Yes, it's ridiculous some of those profits go to people who have nothing to do with the work involved. But you can't have everyone working for themselves; most goods and services in the developed world are too complex for that. Workers often have to find employers because working within a system allows you to produce more and higher-quality work.
  
Perhaps Berkman is referring to a type of laborer more so than a type of economy?
Grayseff said:
Most people would help (for low wages unless they were very good at their jobs like ploughmen) with sowing, reaping and shearing; huge agricultural events that required a lot of people before machines took over and were paid wages for that.
People like craftsmen and artisan?
  
Wyyca21 said:
Maybe I’m wrong on this a bit, but I think there’s a logical fallacy here.

I think he was using “every person” lightly. Of course there would still need to be food providers, but maybe people just liked creating art. Not professionally, but as a hobby.


Using "every person lightly" just doesn't encapsulate the inarguable fact that in the medieval period eighty percent of people worked in agriculture, and the entire system of Feudalism (which is absolutely the exact word we still use to refer to the middle ages) relied on farmers not owning their own land and paying a rich guy for the privilege of labouring.

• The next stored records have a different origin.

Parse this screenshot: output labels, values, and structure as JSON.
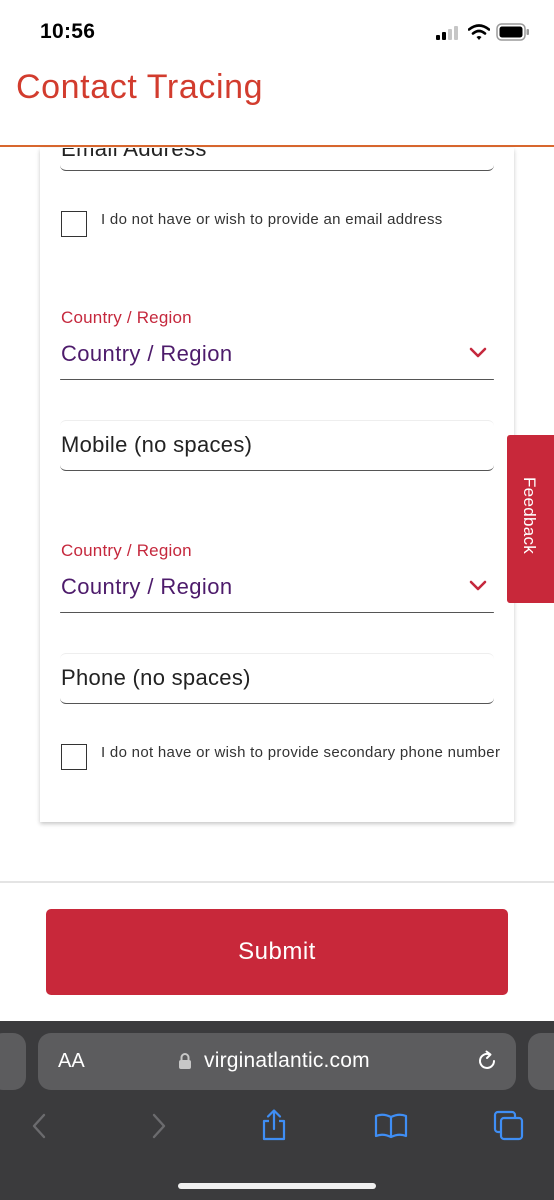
{
  "status_bar": {
    "time": "10:56"
  },
  "header": {
    "title": "Contact Tracing"
  },
  "form": {
    "email_label_cut": "Email Address",
    "email_opt_out_label": "I do not have or wish to provide an email address",
    "mobile_country": {
      "label": "Country / Region",
      "value": "Country / Region"
    },
    "mobile_placeholder": "Mobile (no spaces)",
    "phone_country": {
      "label": "Country / Region",
      "value": "Country / Region"
    },
    "phone_placeholder": "Phone (no spaces)",
    "secondary_phone_opt_out_label": "I do not have or wish to provide secondary phone number"
  },
  "feedback_tab": {
    "label": "Feedback"
  },
  "submit": {
    "label": "Submit"
  },
  "browser": {
    "text_size_label": "AA",
    "url": "virginatlantic.com"
  },
  "colors": {
    "brand_red": "#c8283a",
    "title_red": "#d23c2e",
    "header_rule": "#d8672e",
    "select_value_purple": "#4d1b6b",
    "browser_bar": "#3b3b3d",
    "toolbar_icon_blue": "#3f8ef5"
  },
  "icons": [
    "signal-icon",
    "wifi-icon",
    "battery-icon",
    "chevron-down-icon",
    "lock-icon",
    "reload-icon",
    "back-icon",
    "forward-icon",
    "share-icon",
    "bookmarks-icon",
    "tabs-icon"
  ]
}
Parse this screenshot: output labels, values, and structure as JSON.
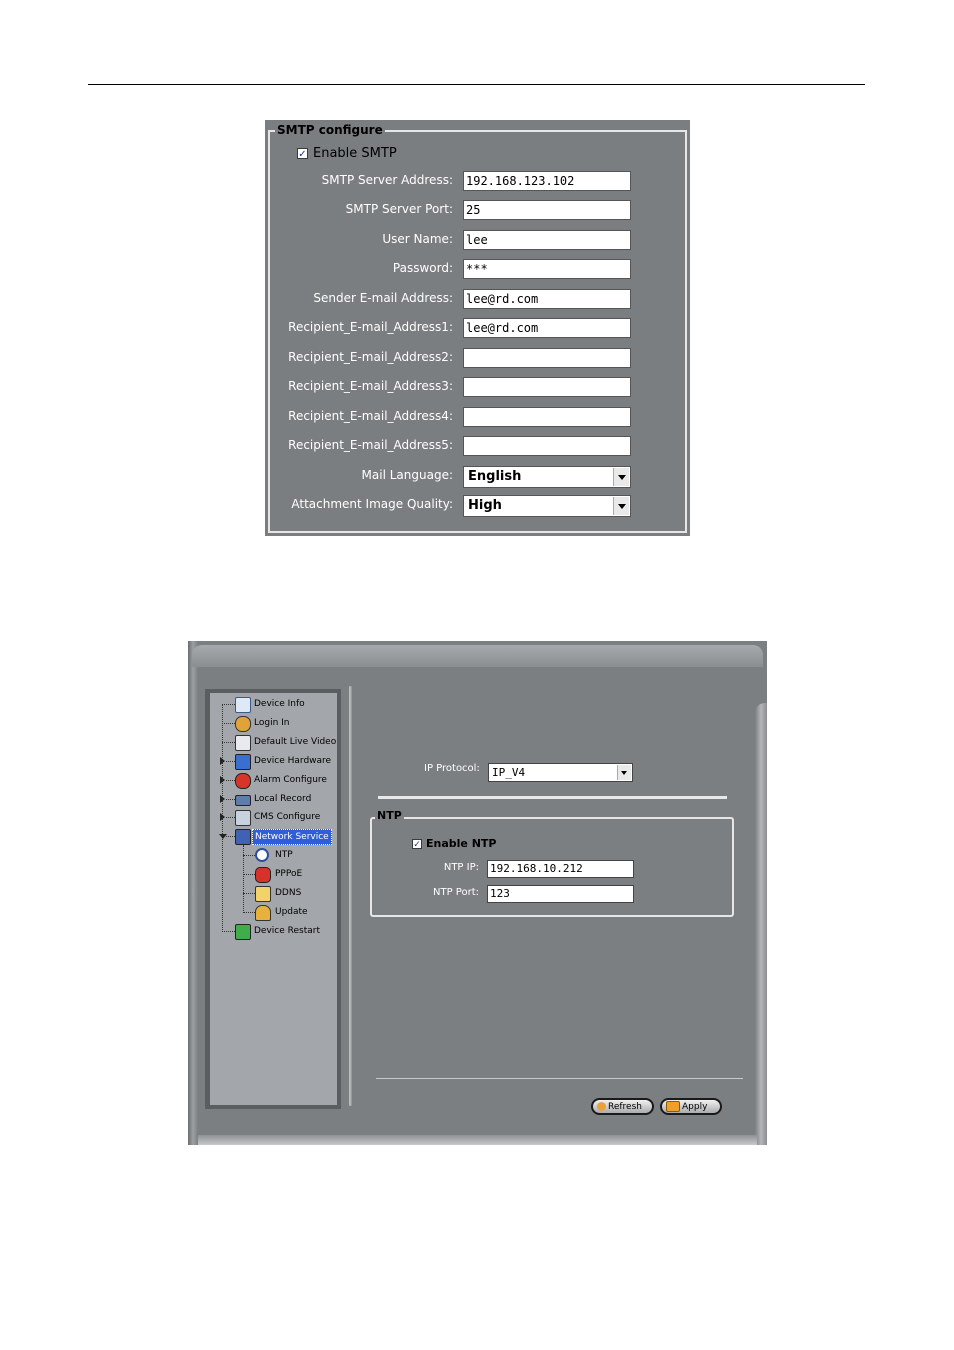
{
  "smtp": {
    "legend": "SMTP configure",
    "enable_checkbox": {
      "label": "Enable SMTP",
      "checked": true
    },
    "fields": [
      {
        "label": "SMTP Server Address:",
        "value": "192.168.123.102"
      },
      {
        "label": "SMTP Server Port:",
        "value": "25"
      },
      {
        "label": "User Name:",
        "value": "lee"
      },
      {
        "label": "Password:",
        "value": "***"
      },
      {
        "label": "Sender E-mail Address:",
        "value": "lee@rd.com"
      },
      {
        "label": "Recipient_E-mail_Address1:",
        "value": "lee@rd.com"
      },
      {
        "label": "Recipient_E-mail_Address2:",
        "value": ""
      },
      {
        "label": "Recipient_E-mail_Address3:",
        "value": ""
      },
      {
        "label": "Recipient_E-mail_Address4:",
        "value": ""
      },
      {
        "label": "Recipient_E-mail_Address5:",
        "value": ""
      }
    ],
    "mail_language": {
      "label": "Mail Language:",
      "value": "English"
    },
    "image_quality": {
      "label": "Attachment Image Quality:",
      "value": "High"
    }
  },
  "network": {
    "tree": [
      {
        "label": "Device Info",
        "icon": "document-icon"
      },
      {
        "label": "Login In",
        "icon": "user-key-icon"
      },
      {
        "label": "Default Live Video",
        "icon": "video-icon"
      },
      {
        "label": "Device Hardware",
        "icon": "tools-icon"
      },
      {
        "label": "Alarm Configure",
        "icon": "alarm-icon"
      },
      {
        "label": "Local Record",
        "icon": "record-icon"
      },
      {
        "label": "CMS Configure",
        "icon": "cms-icon"
      },
      {
        "label": "Network Service",
        "icon": "network-icon",
        "selected": true
      },
      {
        "label": "NTP",
        "icon": "clock-icon"
      },
      {
        "label": "PPPoE",
        "icon": "phone-icon"
      },
      {
        "label": "DDNS",
        "icon": "ddns-icon"
      },
      {
        "label": "Update",
        "icon": "update-icon"
      },
      {
        "label": "Device Restart",
        "icon": "restart-icon"
      }
    ],
    "ip_protocol": {
      "label": "IP Protocol:",
      "value": "IP_V4"
    },
    "ntp": {
      "legend": "NTP",
      "enable": {
        "label": "Enable NTP",
        "checked": true
      },
      "ip": {
        "label": "NTP IP:",
        "value": "192.168.10.212"
      },
      "port": {
        "label": "NTP Port:",
        "value": "123"
      }
    },
    "buttons": {
      "refresh": "Refresh",
      "apply": "Apply"
    }
  }
}
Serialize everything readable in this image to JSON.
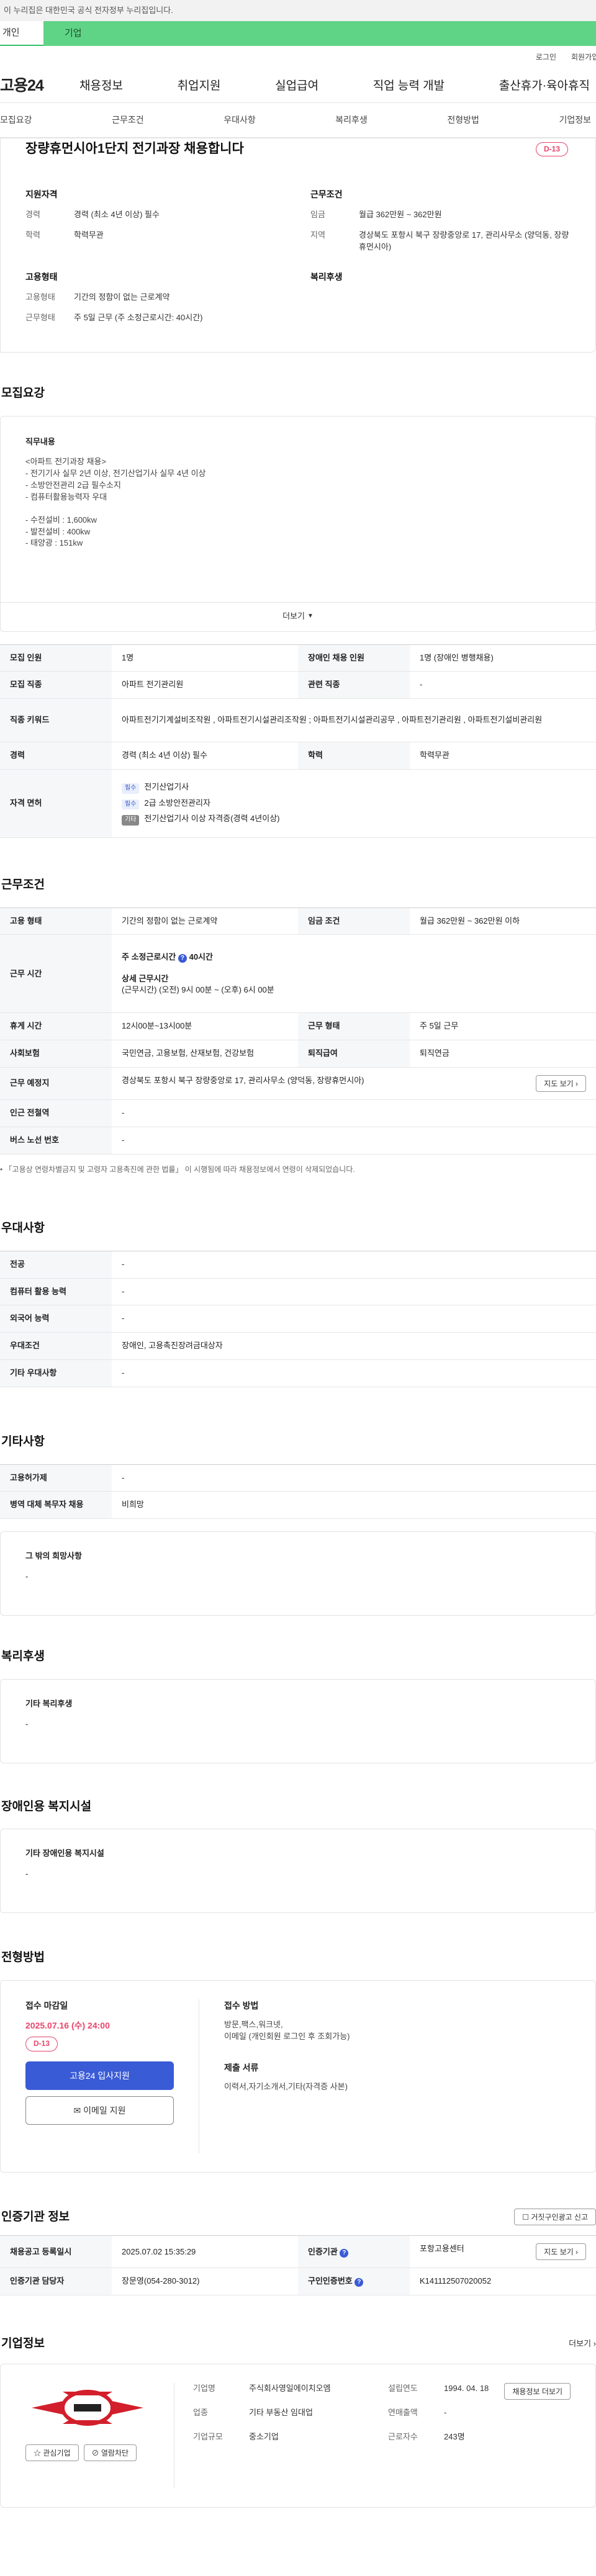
{
  "gov_banner": "이 누리집은 대한민국 공식 전자정부 누리집입니다.",
  "user_tabs": [
    "개인",
    "기업"
  ],
  "util_links": [
    "로그인",
    "회원가입"
  ],
  "site": {
    "logo": "고용24",
    "menu": [
      "채용정보",
      "취업지원",
      "실업급여",
      "직업 능력 개발",
      "출산휴가·육아휴직"
    ]
  },
  "subnav": [
    "모집요강",
    "근무조건",
    "우대사항",
    "복리후생",
    "전형방법",
    "기업정보"
  ],
  "job": {
    "title": "장량휴먼시아1단지 전기과장 채용합니다",
    "dday": "D-13",
    "qual_head": "지원자격",
    "qual": [
      {
        "k": "경력",
        "v": "경력 (최소 4년 이상) 필수"
      },
      {
        "k": "학력",
        "v": "학력무관"
      }
    ],
    "cond_head": "근무조건",
    "cond": [
      {
        "k": "임금",
        "v": "월급 362만원 ~ 362만원"
      },
      {
        "k": "지역",
        "v": "경상북도 포항시 북구 장량중앙로 17, 관리사무소 (양덕동, 장량휴먼시아)"
      }
    ],
    "emp_head": "고용형태",
    "emp": [
      {
        "k": "고용형태",
        "v": "기간의 정함이 없는 근로계약"
      },
      {
        "k": "근무형태",
        "v": "주 5일 근무 (주 소정근로시간: 40시간)"
      }
    ],
    "welfare_head": "복리후생"
  },
  "recruit": {
    "title": "모집요강",
    "duty_head": "직무내용",
    "duty_lines": [
      "<아파트 전기과장 채용>",
      "- 전기기사 실무 2년 이상, 전기산업기사 실무 4년 이상",
      "- 소방안전관리 2급 필수소지",
      "- 컴퓨터활용능력자 우대",
      "",
      "- 수전설비 : 1,600kw",
      "- 발전설비 : 400kw",
      "- 태양광 : 151kw"
    ],
    "more": "더보기",
    "rows": {
      "count_k": "모집 인원",
      "count_v": "1명",
      "disabled_k": "장애인 채용 인원",
      "disabled_v": "1명 (장애인 병행채용)",
      "job_k": "모집 직종",
      "job_v": "아파트 전기관리원",
      "rel_k": "관련 직종",
      "rel_v": "-",
      "kw_k": "직종 키워드",
      "kw_v": "아파트전기기계설비조작원 , 아파트전기시설관리조작원 ; 아파트전기시설관리공무 , 아파트전기관리원 , 아파트전기설비관리원",
      "exp_k": "경력",
      "exp_v": "경력 (최소 4년 이상) 필수",
      "edu_k": "학력",
      "edu_v": "학력무관",
      "lic_k": "자격 면허",
      "lic": [
        {
          "b": "필수",
          "v": "전기산업기사"
        },
        {
          "b": "필수",
          "v": "2급 소방안전관리자"
        },
        {
          "b": "기타",
          "v": "전기산업기사 이상 자격증(경력 4년이상)"
        }
      ]
    }
  },
  "work": {
    "title": "근무조건",
    "type_k": "고용 형태",
    "type_v": "기간의 정함이 없는 근로계약",
    "wage_k": "임금 조건",
    "wage_v": "월급 362만원 ~ 362만원 이하",
    "time_k": "근무 시간",
    "time_a": "주 소정근로시간",
    "time_b": "40시간",
    "time_c": "상세 근무시간",
    "time_d": "(근무시간) (오전) 9시 00분 ~ (오후) 6시 00분",
    "rest_k": "휴게 시간",
    "rest_v": "12시00분~13시00분",
    "form_k": "근무 형태",
    "form_v": "주 5일 근무",
    "ins_k": "사회보험",
    "ins_v": "국민연금, 고용보험, 산재보험, 건강보험",
    "ret_k": "퇴직급여",
    "ret_v": "퇴직연금",
    "loc_k": "근무 예정지",
    "loc_v": "경상북도 포항시 북구 장량중앙로 17, 관리사무소 (양덕동, 장량휴먼시아)",
    "map": "지도 보기",
    "sub_k": "인근 전철역",
    "sub_v": "-",
    "bus_k": "버스 노선 번호",
    "bus_v": "-",
    "note": "「고용상 연령차별금지 및 고령자 고용촉진에 관한 법률」 이 시행됨에 따라 채용정보에서 연령이 삭제되었습니다."
  },
  "prefer": {
    "title": "우대사항",
    "rows": [
      {
        "k": "전공",
        "v": "-"
      },
      {
        "k": "컴퓨터 활용 능력",
        "v": "-"
      },
      {
        "k": "외국어 능력",
        "v": "-"
      },
      {
        "k": "우대조건",
        "v": "장애인, 고용촉진장려금대상자"
      },
      {
        "k": "기타 우대사항",
        "v": "-"
      }
    ]
  },
  "etc": {
    "title": "기타사항",
    "rows": [
      {
        "k": "고용허가제",
        "v": "-"
      },
      {
        "k": "병역 대체 복무자 채용",
        "v": "비희망"
      }
    ],
    "wish_h": "그 밖의 희망사항",
    "wish_v": "-"
  },
  "benefit": {
    "title": "복리후생",
    "h": "기타 복리후생",
    "v": "-"
  },
  "disab": {
    "title": "장애인용 복지시설",
    "h": "기타 장애인용 복지시설",
    "v": "-"
  },
  "process": {
    "title": "전형방법",
    "deadline_h": "접수 마감일",
    "deadline": "2025.07.16 (수) 24:00",
    "dday": "D-13",
    "apply": "고용24 입사지원",
    "email": "이메일 지원",
    "method_h": "접수 방법",
    "method_v1": "방문,팩스,워크넷,",
    "method_v2": "이메일 (개인회원 로그인 후 조회가능)",
    "docs_h": "제출 서류",
    "docs_v": "이력서,자기소개서,기타(자격증 사본)"
  },
  "cert": {
    "title": "인증기관 정보",
    "report": "거짓구인광고 신고",
    "reg_k": "채용공고 등록일시",
    "reg_v": "2025.07.02 15:35:29",
    "org_k": "인증기관",
    "org_v": "포항고용센터",
    "map": "지도 보기",
    "mgr_k": "인증기관 담당자",
    "mgr_v": "장문영(054-280-3012)",
    "num_k": "구인인증번호",
    "num_v": "K141112507020052"
  },
  "comp": {
    "title": "기업정보",
    "more": "더보기",
    "fav": "관심기업",
    "block": "열람차단",
    "name_k": "기업명",
    "name_v": "주식회사영일에이치오엠",
    "ind_k": "업종",
    "ind_v": "기타 부동산 임대업",
    "size_k": "기업규모",
    "size_v": "중소기업",
    "est_k": "설립연도",
    "est_v": "1994. 04. 18",
    "sales_k": "연매출액",
    "sales_v": "-",
    "emp_k": "근로자수",
    "emp_v": "243명",
    "view": "채용정보 더보기"
  }
}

Edit: also, no, not like skilled artisans at all, like vagrants who only got work in certain seasons.
  
Ssssooo, the wage system does exist? In both Feudalism and modern society?
  
Forum > Touchy Subjects > The wage system, slavery or freedom?